While we're on the topic of hoops, here's a quick review of the hoops that may be available. First, is a standard hoop. This is usually approximately 5" x 5" and will handle most embroidery jobs. Some machines also come with a larger hoop to cover a larger area, say 8" x 8". Beyond this, many companies offer a very large hoop, maybe 8" x 11" or more, which will have a name like "Macro Hoop" or "Giga Hoop" or something designating 'large'. This hoop will allow you to stitch very large designs without re-hooping your fabric - you'd want something like this if you were going to put a large team monogram on the back of a jacket, for instance. On the other side, you can also purchase a very small hoop, which can be used for embroidering small initials on socks or cuffs, or for other small detail work. You can also find specialized hoops, like hat hoops, which (surprise!) are made specifically for embroidering hats.

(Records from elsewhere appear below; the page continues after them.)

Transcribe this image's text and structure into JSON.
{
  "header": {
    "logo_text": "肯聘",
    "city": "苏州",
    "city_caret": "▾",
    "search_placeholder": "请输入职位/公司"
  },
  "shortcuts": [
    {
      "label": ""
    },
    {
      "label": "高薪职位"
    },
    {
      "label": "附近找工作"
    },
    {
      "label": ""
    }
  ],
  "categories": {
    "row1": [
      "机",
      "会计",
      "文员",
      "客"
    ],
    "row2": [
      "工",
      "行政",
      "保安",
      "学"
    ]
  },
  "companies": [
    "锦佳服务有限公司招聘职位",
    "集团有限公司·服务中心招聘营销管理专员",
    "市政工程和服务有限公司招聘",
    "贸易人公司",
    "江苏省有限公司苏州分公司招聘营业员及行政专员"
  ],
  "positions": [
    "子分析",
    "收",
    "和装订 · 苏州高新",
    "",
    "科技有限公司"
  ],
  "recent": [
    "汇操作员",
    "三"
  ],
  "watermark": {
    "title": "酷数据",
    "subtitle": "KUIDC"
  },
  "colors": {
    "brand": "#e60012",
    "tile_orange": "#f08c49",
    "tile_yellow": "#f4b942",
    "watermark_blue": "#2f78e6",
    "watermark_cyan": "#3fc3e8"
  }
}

Another point you will want to consider is the type of digital transfer medium the embroidery machine is capable of reading. This sounds pretty complicated, but really it's not - though it is an important aspect to understand. Most embroidery machines are capable of importing designs from other sources, like the Internet or special embroidery design cards. A very common mode of design transfer is the ATA PC card. Many machines use this mode of transfer, and this is a common way designs are sold. Machines will have a port built directly into the machine to read the designs. If you want to download designs from your computer onto an ATA PC card, you will likely need a special card writer to add-on. Most newer home embroidery models have a built-in USB port, so you can transfer designs using a memory stick. And, many of the top-of-the-line embroidery machines, like Janome's MC11000 Special Edition actually contain a direct PC link, so you can plug your desktop or laptop computer directly into the machine to transfer an embroidery design.

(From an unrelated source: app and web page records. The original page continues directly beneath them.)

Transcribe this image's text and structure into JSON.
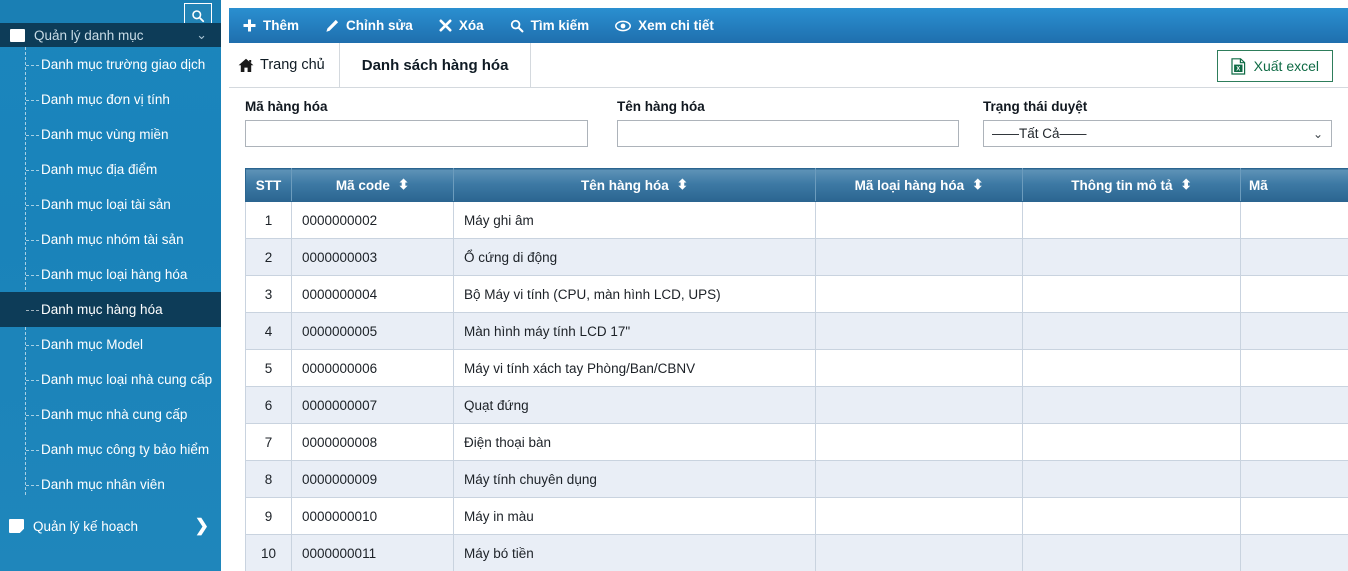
{
  "sidebar": {
    "search_icon": "search-icon",
    "group": {
      "label": "Quản lý danh mục",
      "icon": "folder-icon",
      "chevron": "⌄"
    },
    "items": [
      {
        "label": "Danh mục trường giao dịch",
        "active": false
      },
      {
        "label": "Danh mục đơn vị tính",
        "active": false
      },
      {
        "label": "Danh mục vùng miền",
        "active": false
      },
      {
        "label": "Danh mục địa điểm",
        "active": false
      },
      {
        "label": "Danh mục loại tài sản",
        "active": false
      },
      {
        "label": "Danh mục nhóm tài sản",
        "active": false
      },
      {
        "label": "Danh mục loại hàng hóa",
        "active": false
      },
      {
        "label": "Danh mục hàng hóa",
        "active": true
      },
      {
        "label": "Danh mục Model",
        "active": false
      },
      {
        "label": "Danh mục loại nhà cung cấp",
        "active": false
      },
      {
        "label": "Danh mục nhà cung cấp",
        "active": false
      },
      {
        "label": "Danh mục công ty bảo hiểm",
        "active": false
      },
      {
        "label": "Danh mục nhân viên",
        "active": false
      }
    ],
    "section": {
      "label": "Quản lý kế hoạch",
      "icon": "page-icon",
      "chevron": "❯"
    }
  },
  "toolbar": {
    "buttons": [
      {
        "label": "Thêm",
        "icon": "plus-icon"
      },
      {
        "label": "Chỉnh sửa",
        "icon": "pencil-icon"
      },
      {
        "label": "Xóa",
        "icon": "close-x-icon"
      },
      {
        "label": "Tìm kiếm",
        "icon": "search-icon"
      },
      {
        "label": "Xem chi tiết",
        "icon": "eye-icon"
      }
    ]
  },
  "breadcrumb": {
    "home_label": "Trang chủ",
    "home_icon": "home-icon",
    "current_label": "Danh sách hàng hóa"
  },
  "export": {
    "label": "Xuất excel",
    "icon": "excel-file-icon"
  },
  "filters": {
    "code": {
      "label": "Mã hàng hóa",
      "value": "",
      "placeholder": ""
    },
    "name": {
      "label": "Tên hàng hóa",
      "value": "",
      "placeholder": ""
    },
    "status": {
      "label": "Trạng thái duyệt",
      "selected": "——Tất Cả——",
      "chevron": "⌄",
      "options": [
        "——Tất Cả——"
      ]
    }
  },
  "table": {
    "sort_icon": "sort-updown-icon",
    "columns": [
      {
        "key": "stt",
        "label": "STT",
        "sortable": false
      },
      {
        "key": "code",
        "label": "Mã code",
        "sortable": true
      },
      {
        "key": "name",
        "label": "Tên hàng hóa",
        "sortable": true
      },
      {
        "key": "type",
        "label": "Mã loại hàng hóa",
        "sortable": true
      },
      {
        "key": "desc",
        "label": "Thông tin mô tả",
        "sortable": true
      },
      {
        "key": "last",
        "label": "Mã",
        "sortable": false
      }
    ],
    "rows": [
      {
        "stt": "1",
        "code": "0000000002",
        "name": "Máy ghi âm",
        "type": "",
        "desc": "",
        "last": ""
      },
      {
        "stt": "2",
        "code": "0000000003",
        "name": "Ổ cứng di động",
        "type": "",
        "desc": "",
        "last": ""
      },
      {
        "stt": "3",
        "code": "0000000004",
        "name": "Bộ Máy vi tính (CPU, màn hình LCD, UPS)",
        "type": "",
        "desc": "",
        "last": ""
      },
      {
        "stt": "4",
        "code": "0000000005",
        "name": "Màn hình máy tính LCD 17\"",
        "type": "",
        "desc": "",
        "last": ""
      },
      {
        "stt": "5",
        "code": "0000000006",
        "name": "Máy vi tính xách tay Phòng/Ban/CBNV",
        "type": "",
        "desc": "",
        "last": ""
      },
      {
        "stt": "6",
        "code": "0000000007",
        "name": "Quạt đứng",
        "type": "",
        "desc": "",
        "last": ""
      },
      {
        "stt": "7",
        "code": "0000000008",
        "name": "Điện thoại bàn",
        "type": "",
        "desc": "",
        "last": ""
      },
      {
        "stt": "8",
        "code": "0000000009",
        "name": "Máy tính chuyên dụng",
        "type": "",
        "desc": "",
        "last": ""
      },
      {
        "stt": "9",
        "code": "0000000010",
        "name": "Máy in màu",
        "type": "",
        "desc": "",
        "last": ""
      },
      {
        "stt": "10",
        "code": "0000000011",
        "name": "Máy bó tiền",
        "type": "",
        "desc": "",
        "last": ""
      }
    ]
  },
  "colors": {
    "sidebar_bg": "#1a83ba",
    "sidebar_active": "#0d3c58",
    "toolbar_blue": "#2a8fd0",
    "table_header": "#3d79a4",
    "row_stripe": "#e9eef6",
    "excel_green": "#0f6b45"
  }
}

Where to shop
We say this quite often on Sew4Home, but it's because we truly believe it: don't skimp on cost at the expense of after-sale support! Especially when you're considering a technical investment, like an embroidery machine and the corresponding software. You should purchase your machine from a specialized dealer, not a big box store. A dealer will be there for you in the event the machine needs service, or if you want lessons to really understand the amazing functionality of your new machine. A good dealer gives you the support you need to be able to start monogramming right out of the box.
What to ask
Here's a list of the things mentioned above, as well as a few other features to ask about when you're visiting a dealer:
- What is the size of the embroidery field?
- What size hoops come standard with the machine? Are additional hoop sizes available for this machine?
- How many designs are built in to the machine?
- What is the software compatibility of this machine? What are my choices for digitizing software?
- What is the design transfer medium?
- Does this machine offer quick conversion from sewing to embroidery?
- Are there additional attachments for converting from sewing to embroidery?
- Does my purchase include lessons or support for the machine?
- Does the manufacturer offer consumer support?
- Which came first, the chicken or the egg? (This is a trick question to make sure they've been listening to you.)
- Finally - ask for a stitch demo. Are the stitches precise and even? Does the machine make a lot of noise, or shake a lot? (If it does - cross it off your list immediately.) Are the steps for monogramming and embroidering intuitive or will you need a stack of manuals close at hand?